The concept of “roughing it” is subjective. Our accommodations were beautifully constructed, using local trees. The roofs are made from palms with huge thick leaves.
You can see the solar panels. Due to the limited electricity they produced, the power was shut off to the cabins during the day. They would be turned on (a single light bulb) in the huts from 6 PM till about 9 PM, when they would be shut off (usually without warning.) We used flashlights — and flashlight apps on our phones — to move around the cabin or go to the bathroom during the night.
Large mosquito netting covered the tops and sides of our beds. You can see it in the above photo. It was a challenge to sleep in such heat without a fan or air conditioning. The huts are “open air” things where you can look out at the jungle. Several times during the night bats would fly through the cabin — I could hear the distinctive fut fut fut of their wings.

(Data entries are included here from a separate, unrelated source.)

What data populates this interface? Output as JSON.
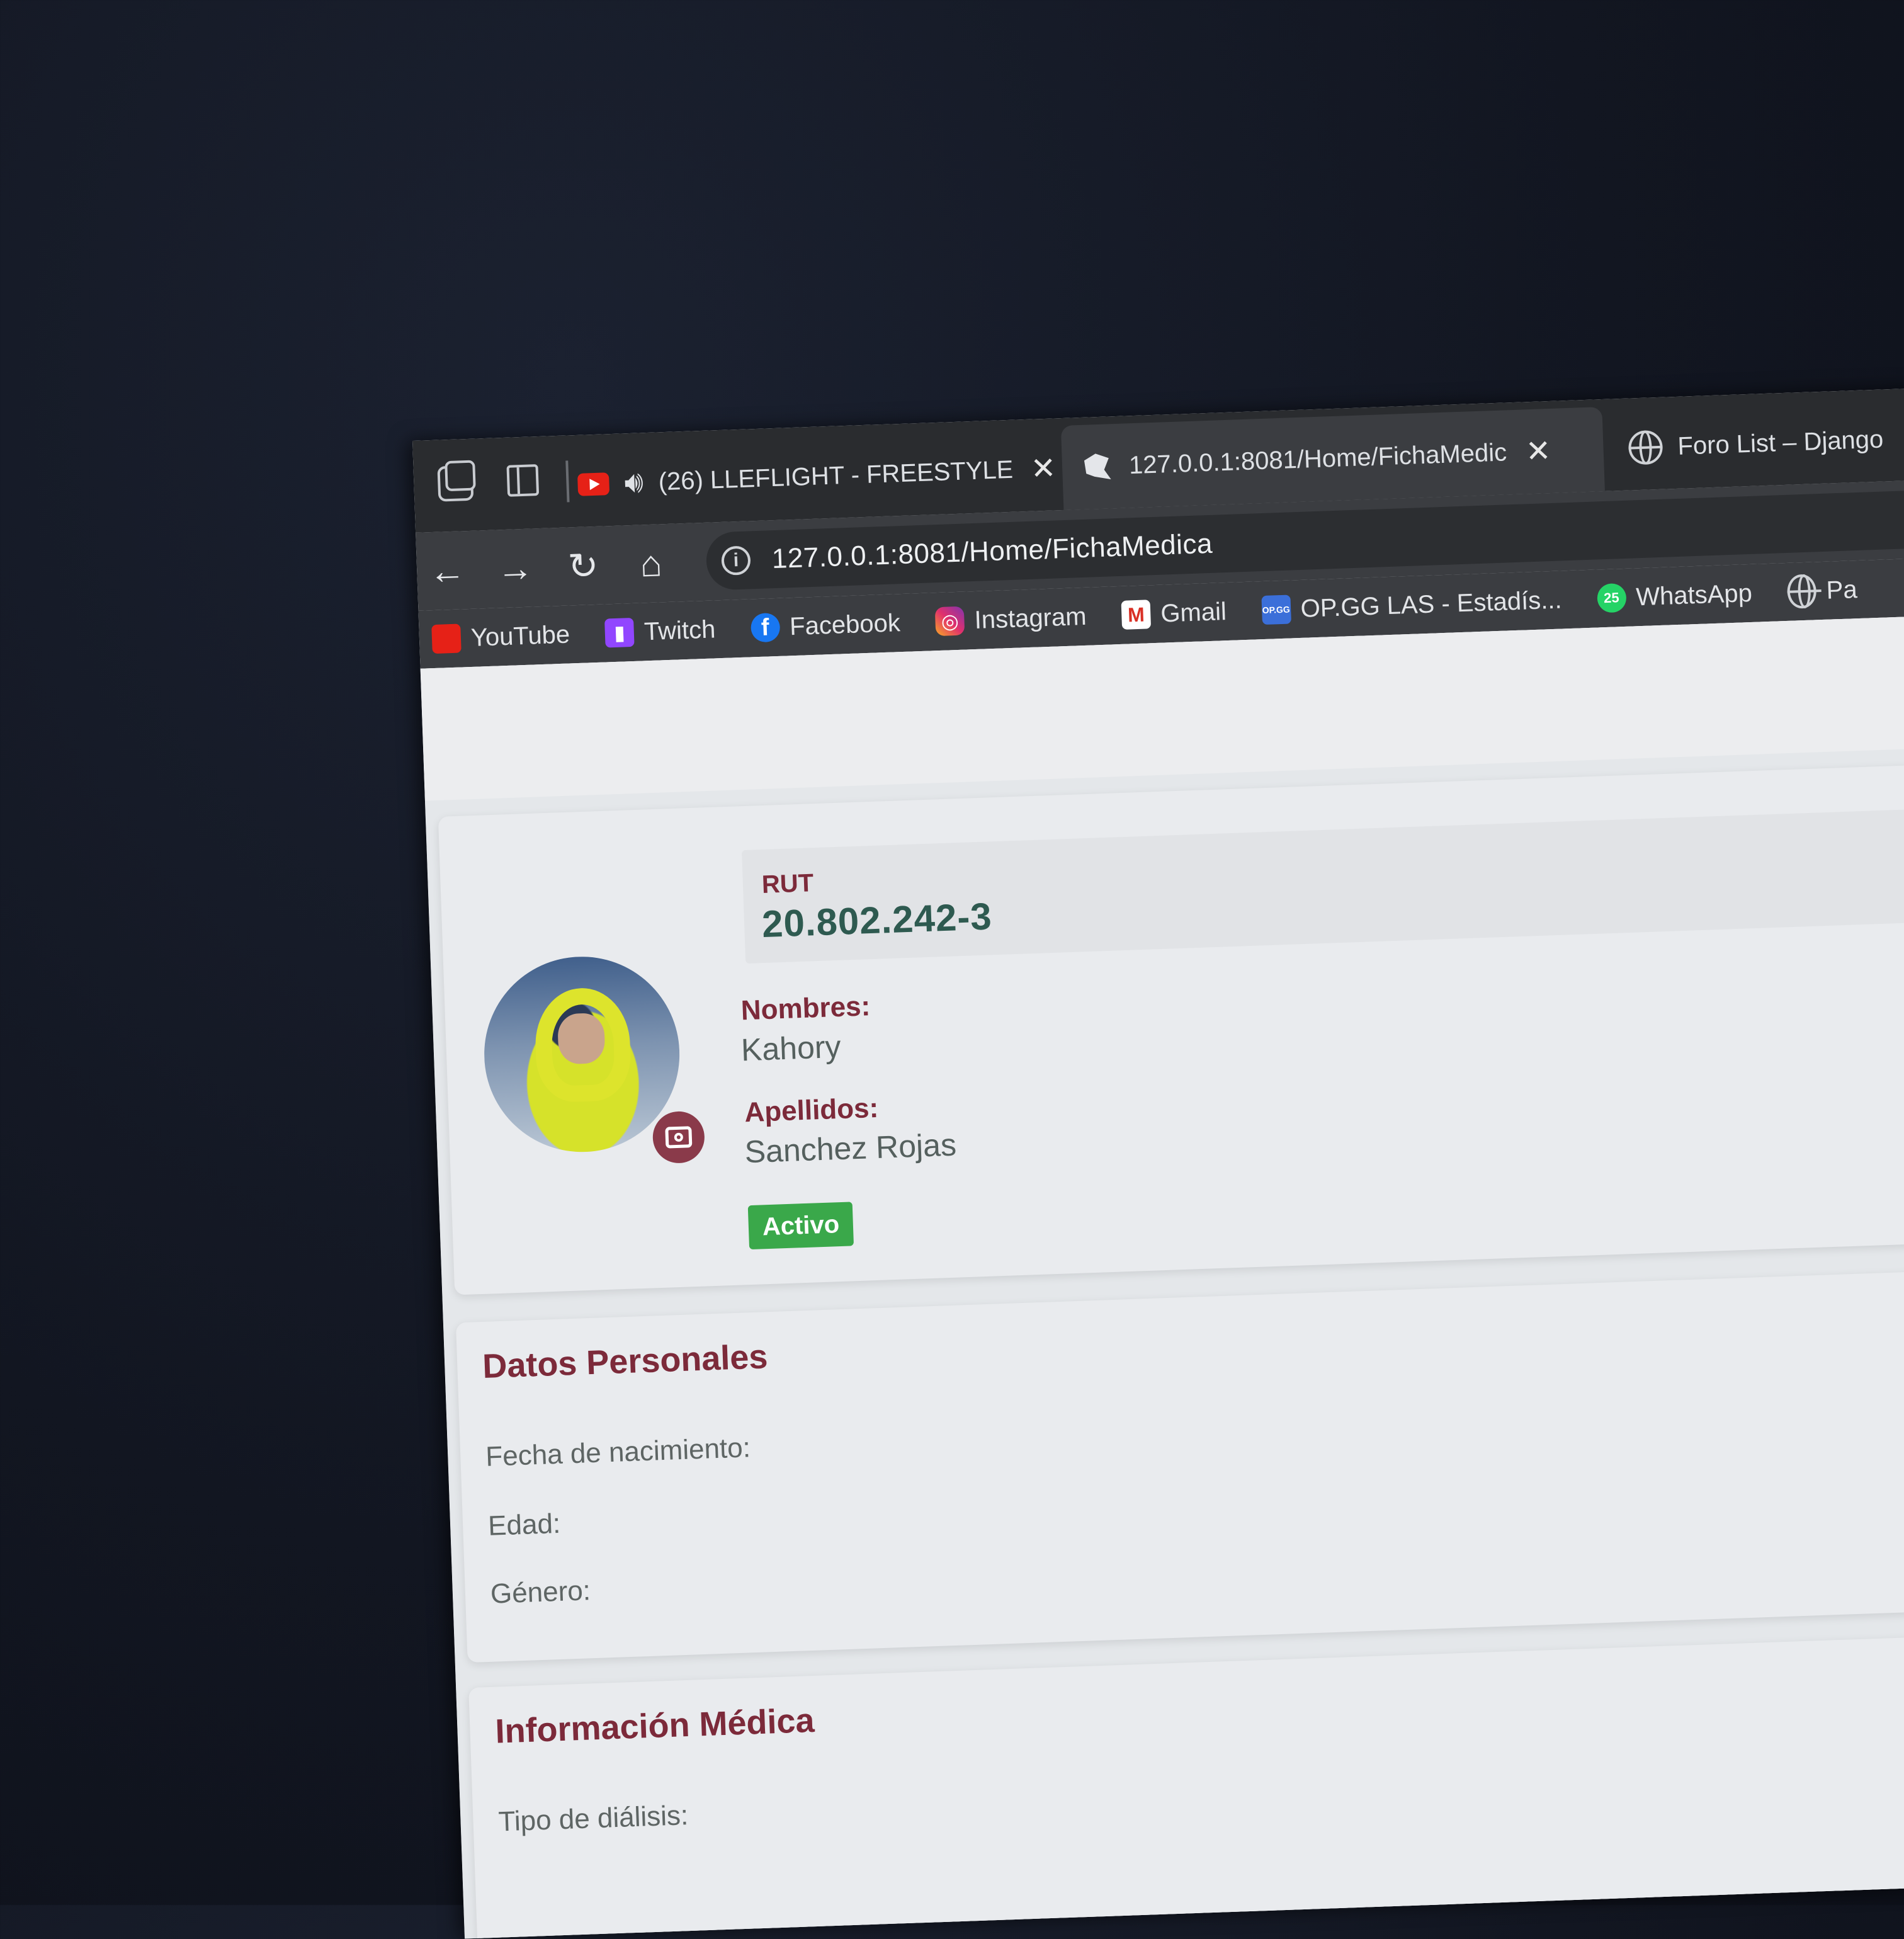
{
  "tabs": [
    {
      "label": "(26) LLEFLIGHT - FREESTYLE",
      "icon": "youtube-icon",
      "close": "✕"
    },
    {
      "label": "127.0.0.1:8081/Home/FichaMedic",
      "icon": "django-icon",
      "close": "✕"
    },
    {
      "label": "Foro List – Django",
      "icon": "globe-icon"
    }
  ],
  "toolbar": {
    "url": "127.0.0.1:8081/Home/FichaMedica"
  },
  "bookmarks": [
    {
      "label": "YouTube",
      "icon": "youtube-icon",
      "glyph": ""
    },
    {
      "label": "Twitch",
      "icon": "twitch-icon",
      "glyph": "▮"
    },
    {
      "label": "Facebook",
      "icon": "facebook-icon",
      "glyph": "f"
    },
    {
      "label": "Instagram",
      "icon": "instagram-icon",
      "glyph": "◎"
    },
    {
      "label": "Gmail",
      "icon": "gmail-icon",
      "glyph": "M"
    },
    {
      "label": "OP.GG LAS - Estadís...",
      "icon": "opgg-icon",
      "glyph": "OP.GG"
    },
    {
      "label": "WhatsApp",
      "icon": "whatsapp-icon",
      "glyph": "25"
    },
    {
      "label": "Pa",
      "icon": "globe-icon",
      "glyph": ""
    }
  ],
  "profile": {
    "rut_label": "RUT",
    "rut_value": "20.802.242-3",
    "nombres_label": "Nombres:",
    "nombres_value": "Kahory",
    "apellidos_label": "Apellidos:",
    "apellidos_value": "Sanchez Rojas",
    "status": "Activo",
    "status_color": "#3aa84a"
  },
  "personal": {
    "title": "Datos Personales",
    "fecha_label": "Fecha de nacimiento:",
    "edad_label": "Edad:",
    "genero_label": "Género:"
  },
  "medical": {
    "title": "Información Médica",
    "tipo_label": "Tipo de diálisis:"
  },
  "colors": {
    "accent": "#7c2a3a",
    "rut": "#2e5a50"
  }
}
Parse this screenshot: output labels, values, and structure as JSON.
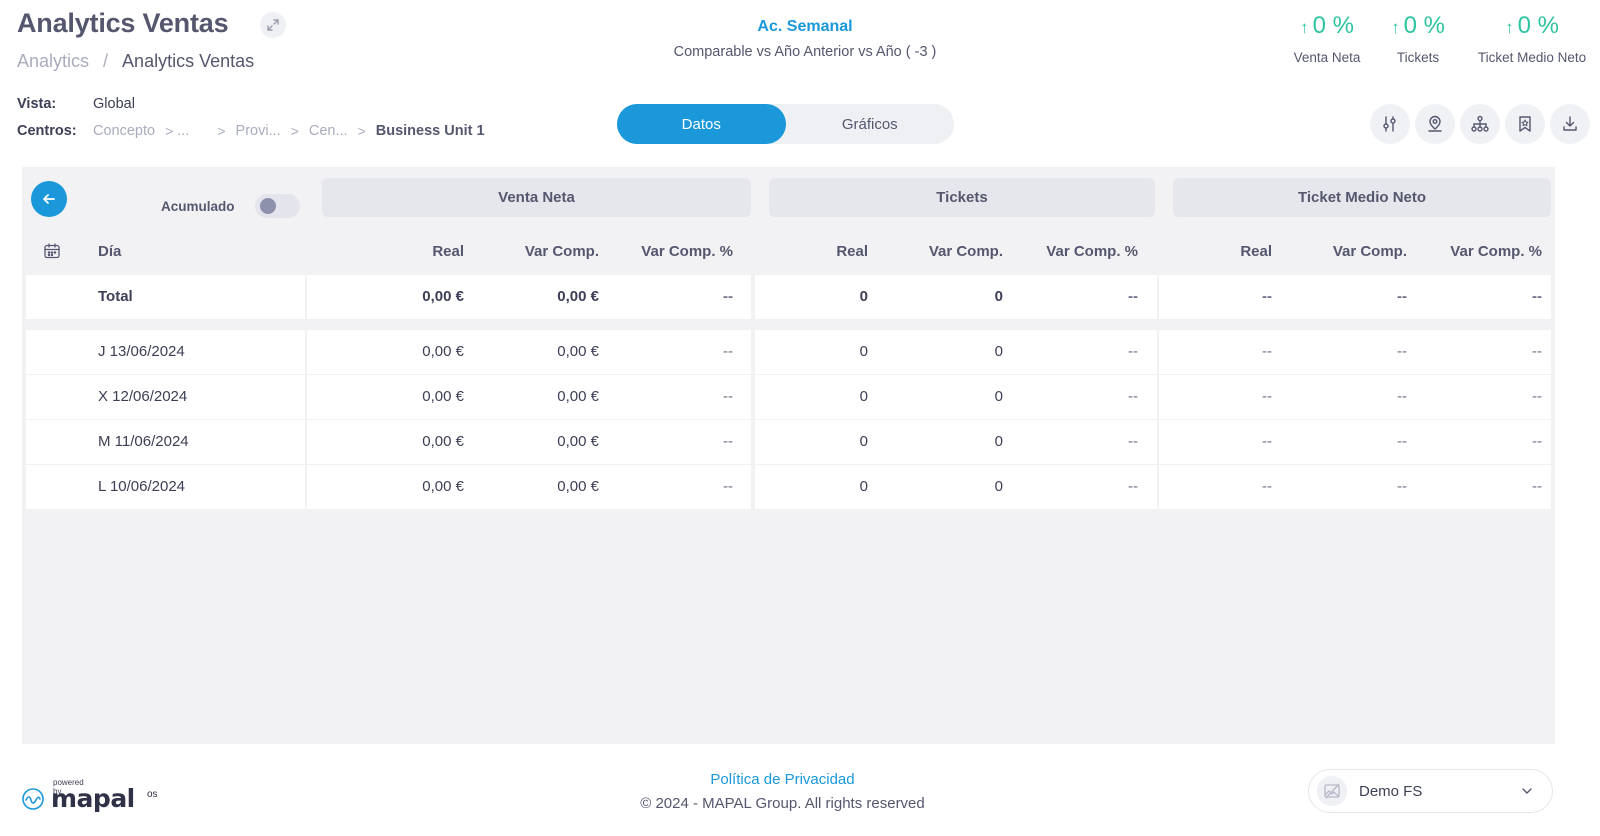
{
  "header": {
    "title": "Analytics Ventas",
    "breadcrumb": {
      "parent": "Analytics",
      "separator": "/",
      "current": "Analytics Ventas"
    },
    "period": {
      "title": "Ac. Semanal",
      "subtitle": "Comparable vs Año Anterior vs Año ( -3 )"
    },
    "kpis": [
      {
        "value": "0 %",
        "label": "Venta Neta",
        "trend": "up"
      },
      {
        "value": "0 %",
        "label": "Tickets",
        "trend": "up"
      },
      {
        "value": "0 %",
        "label": "Ticket Medio Neto",
        "trend": "up"
      }
    ]
  },
  "filters": {
    "vista_label": "Vista:",
    "vista_value": "Global",
    "centros_label": "Centros:",
    "centros_path": [
      "Concepto",
      "...",
      "Provi...",
      "Cen...",
      "Business Unit 1"
    ]
  },
  "view_toggle": {
    "datos": "Datos",
    "graficos": "Gráficos",
    "active": "Datos"
  },
  "toolbar": {
    "icons": [
      "sliders-icon",
      "location-pin-icon",
      "hierarchy-icon",
      "bookmark-star-icon",
      "download-icon"
    ]
  },
  "table": {
    "acumulado_label": "Acumulado",
    "acumulado_on": false,
    "groups": [
      "Venta Neta",
      "Tickets",
      "Ticket Medio Neto"
    ],
    "columns": {
      "day": "Día",
      "sub": [
        "Real",
        "Var Comp.",
        "Var Comp. %",
        "Real",
        "Var Comp.",
        "Var Comp. %",
        "Real",
        "Var Comp.",
        "Var Comp. %"
      ]
    },
    "total": {
      "label": "Total",
      "values": [
        "0,00 €",
        "0,00 €",
        "--",
        "0",
        "0",
        "--",
        "--",
        "--",
        "--"
      ]
    },
    "rows": [
      {
        "day": "J 13/06/2024",
        "values": [
          "0,00 €",
          "0,00 €",
          "--",
          "0",
          "0",
          "--",
          "--",
          "--",
          "--"
        ]
      },
      {
        "day": "X 12/06/2024",
        "values": [
          "0,00 €",
          "0,00 €",
          "--",
          "0",
          "0",
          "--",
          "--",
          "--",
          "--"
        ]
      },
      {
        "day": "M 11/06/2024",
        "values": [
          "0,00 €",
          "0,00 €",
          "--",
          "0",
          "0",
          "--",
          "--",
          "--",
          "--"
        ]
      },
      {
        "day": "L 10/06/2024",
        "values": [
          "0,00 €",
          "0,00 €",
          "--",
          "0",
          "0",
          "--",
          "--",
          "--",
          "--"
        ]
      }
    ]
  },
  "footer": {
    "logo_powered": "powered by",
    "logo_name": "mapal",
    "logo_suffix": "os",
    "privacy": "Política de Privacidad",
    "copyright": "© 2024 - MAPAL Group. All rights reserved",
    "account_name": "Demo FS"
  },
  "colors": {
    "accent": "#1a98d9",
    "positive": "#2ec4a0",
    "panel_bg": "#f2f2f5"
  }
}
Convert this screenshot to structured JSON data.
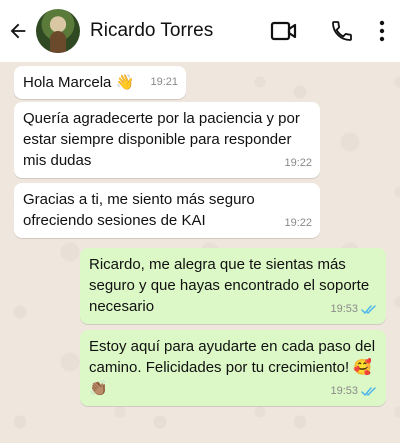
{
  "header": {
    "contact_name": "Ricardo Torres"
  },
  "messages": [
    {
      "text": "Hola Marcela 👋",
      "time": "19:21",
      "direction": "in"
    },
    {
      "text": "Quería agradecerte por la paciencia y por estar siempre disponible para responder mis dudas",
      "time": "19:22",
      "direction": "in"
    },
    {
      "text": "Gracias a ti, me siento más seguro ofreciendo sesiones de KAI",
      "time": "19:22",
      "direction": "in"
    },
    {
      "text": "Ricardo, me alegra que te sientas más seguro y que hayas encontrado el soporte necesario",
      "time": "19:53",
      "direction": "out",
      "read": true
    },
    {
      "text": "Estoy aquí para ayudarte en cada paso del camino. Felicidades por tu crecimiento! 🥰👏🏽",
      "time": "19:53",
      "direction": "out",
      "read": true
    }
  ],
  "colors": {
    "incoming_bubble": "#ffffff",
    "outgoing_bubble": "#dcf8c6",
    "read_ticks": "#4fb6ec",
    "chat_background": "#efe7de"
  },
  "icons": [
    "back-arrow-icon",
    "video-call-icon",
    "voice-call-icon",
    "more-options-icon",
    "double-check-icon"
  ]
}
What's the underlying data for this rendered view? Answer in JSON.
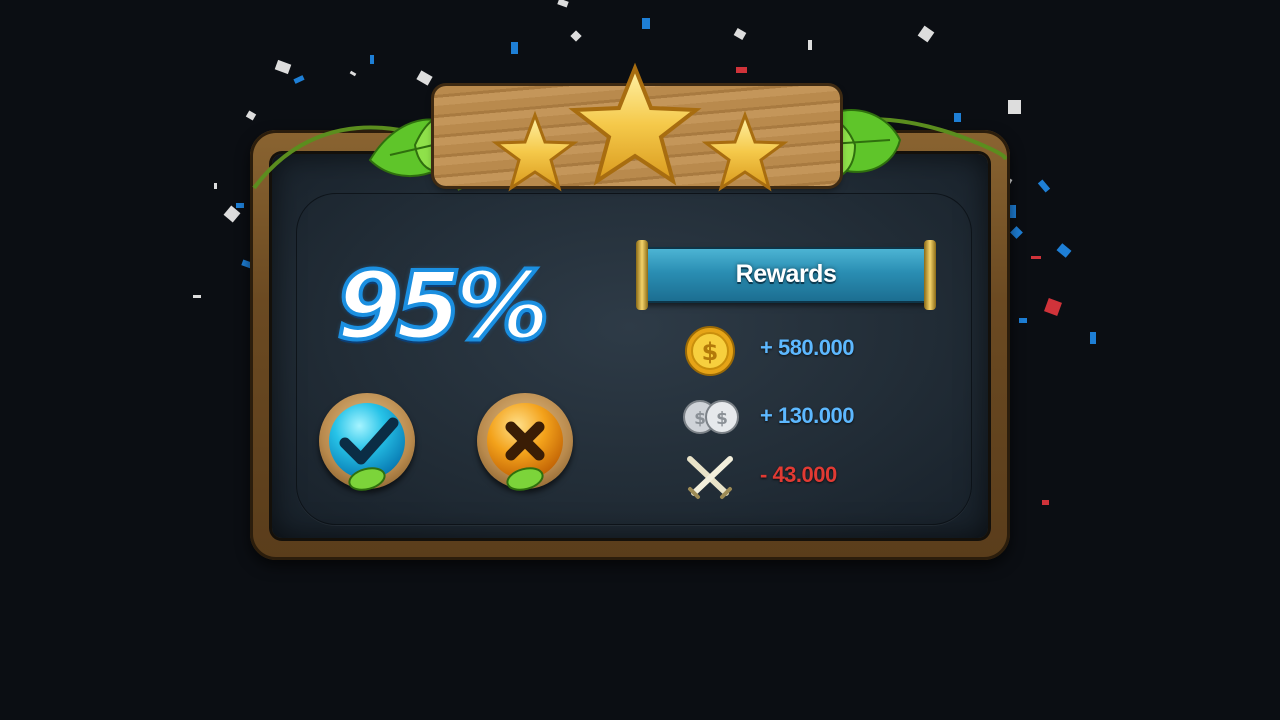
{
  "result": {
    "percent_text": "95%",
    "stars_earned": 3,
    "stars_total": 3
  },
  "actions": {
    "confirm_icon": "checkmark-icon",
    "close_icon": "cross-icon"
  },
  "rewards": {
    "title": "Rewards",
    "items": [
      {
        "icon": "gold-coin-icon",
        "value": "+ 580.000",
        "kind": "positive"
      },
      {
        "icon": "silver-coins-icon",
        "value": "+ 130.000",
        "kind": "positive"
      },
      {
        "icon": "crossed-swords-icon",
        "value": "- 43.000",
        "kind": "negative"
      }
    ]
  },
  "colors": {
    "background": "#0b0e13",
    "positive": "#5db8ff",
    "negative": "#e23a33",
    "banner": "#2a8eb3",
    "star": "#f5c94a"
  }
}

That white rectangle at the top of the (poor) photo is the opening to the forest. This “room” is the toilet. I wasn’t able to adjust to the lack of privacy. A single board, like a piece of plywood, divided you from the others.
Because the plumbing in the jungle is minimal, the used toilet paper couldn’t be flushed and had to be placed into a bin beside the toilet. I had heard this was the norm in certain areas of the world, but this was my first time to experience it. It’s hard to shake off the feeling: this is wrong.
Also: this is icky.
It rained several times while we were there, a common occurrence this time of year.
But when the weather wouldn’t cooperate, we simply donned our ponchos and hit the river. Unfortunately, the rain made my hairdo impossible to manage.
Sunset on the Amazon. This photo was taken our first night, when we boated to the middle of a nearby lake for a swim.